The use of export restrictions enables the licensor to regulate the competitive impact of the licensee's activities upon his own interests in other markets. The different types of export restrictions vary in intensity and can be used individually or in combination with one another. The most restrictive is the global export prohibition. In such cases, the economic activity of the licensee is limited to his domestic market; and frequently the licensee is also prohibited from selling the products covered by the licence to any third party who would export them. The requirement that the licensee obtain the licensor's prior approval to export is less restrictive, in that the possibility of exporting is not ruled out; but the licensor retains control over exports, and reserves the option of a global ban. As an alternative, approval for exports to specified countries may be provided for in the licence agreement. The extent of the restrictive nature of this provision will depend largely on the relative bargaining powers of the licensor, the licensee, and the government of the licensee's country.
Not all export restrictions are territorial constraints. A licensor can place a ceiling on the licensee's exports by means of an export quota, expressed in physical or monetary terms. This can either be coupled with a territorial limitation or used by itself. In the latter case, the competitive impact of the licensee's export activity is limited rather than directed. In addition, a licensor can use, singly or in connection with some form of territorial constraint, a provision restricting exports to specified products or specified product forms, and a provision prohibiting the exportation of products that are similar to, or substitutes for, the licensed goods. The latter restriction is frequently related to prohibition of the use of a trademark in export sales. Finally, the licensor can attempt to use the licence contract for the purpose of retaining control over the export (as well as of the domestic) price of the licensed product.
Other potential restrictive provisions deal with the tying of purchases of essential inputs to the licensor; restrictions on production patterns; payments of a minimum royalty; restrictions on the use of the acquired technology after the termination of the contract; restrictions on disclosure of the technology used; agreements not to challenge the validity of patents and trademarks transferred; and the mutual exchange, or unilateral grant-back, of technical improvements.

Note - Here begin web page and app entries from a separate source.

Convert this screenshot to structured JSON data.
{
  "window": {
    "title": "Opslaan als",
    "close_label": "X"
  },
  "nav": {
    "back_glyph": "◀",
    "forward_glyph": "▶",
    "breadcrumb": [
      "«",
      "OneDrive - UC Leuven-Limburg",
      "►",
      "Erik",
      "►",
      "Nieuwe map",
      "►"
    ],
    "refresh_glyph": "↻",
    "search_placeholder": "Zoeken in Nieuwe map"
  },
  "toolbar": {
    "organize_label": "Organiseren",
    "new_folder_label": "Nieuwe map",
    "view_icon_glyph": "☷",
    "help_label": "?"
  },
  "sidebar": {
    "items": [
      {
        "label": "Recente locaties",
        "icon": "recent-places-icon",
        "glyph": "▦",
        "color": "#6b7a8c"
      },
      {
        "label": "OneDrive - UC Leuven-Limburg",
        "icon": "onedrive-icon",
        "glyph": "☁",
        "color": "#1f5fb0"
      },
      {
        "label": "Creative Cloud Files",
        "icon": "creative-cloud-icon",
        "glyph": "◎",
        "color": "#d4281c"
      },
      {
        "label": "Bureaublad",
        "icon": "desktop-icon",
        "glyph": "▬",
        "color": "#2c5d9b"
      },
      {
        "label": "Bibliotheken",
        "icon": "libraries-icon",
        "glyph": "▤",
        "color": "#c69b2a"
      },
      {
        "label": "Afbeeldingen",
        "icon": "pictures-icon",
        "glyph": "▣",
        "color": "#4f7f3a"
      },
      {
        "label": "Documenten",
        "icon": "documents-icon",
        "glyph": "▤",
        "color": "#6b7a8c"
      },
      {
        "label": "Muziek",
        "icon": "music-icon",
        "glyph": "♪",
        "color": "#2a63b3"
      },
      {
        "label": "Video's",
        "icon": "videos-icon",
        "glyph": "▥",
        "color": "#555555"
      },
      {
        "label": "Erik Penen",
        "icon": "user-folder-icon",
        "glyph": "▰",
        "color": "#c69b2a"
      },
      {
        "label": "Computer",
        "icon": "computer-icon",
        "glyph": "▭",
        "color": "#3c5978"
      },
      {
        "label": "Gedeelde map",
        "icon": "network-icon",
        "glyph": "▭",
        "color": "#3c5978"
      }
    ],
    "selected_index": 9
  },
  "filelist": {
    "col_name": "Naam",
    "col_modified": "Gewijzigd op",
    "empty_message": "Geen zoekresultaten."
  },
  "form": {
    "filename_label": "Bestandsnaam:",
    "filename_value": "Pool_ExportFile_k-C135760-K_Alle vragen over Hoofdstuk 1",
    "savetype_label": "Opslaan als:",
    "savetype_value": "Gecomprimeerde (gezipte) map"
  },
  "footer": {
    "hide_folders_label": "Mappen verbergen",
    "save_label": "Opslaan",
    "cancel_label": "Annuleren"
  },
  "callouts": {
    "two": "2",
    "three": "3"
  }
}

Restrictions contained in licensing agreements are the most common form of restrictive business practice to which developing countries are subjected. The extent to which provisions are restrictive varies from case to case.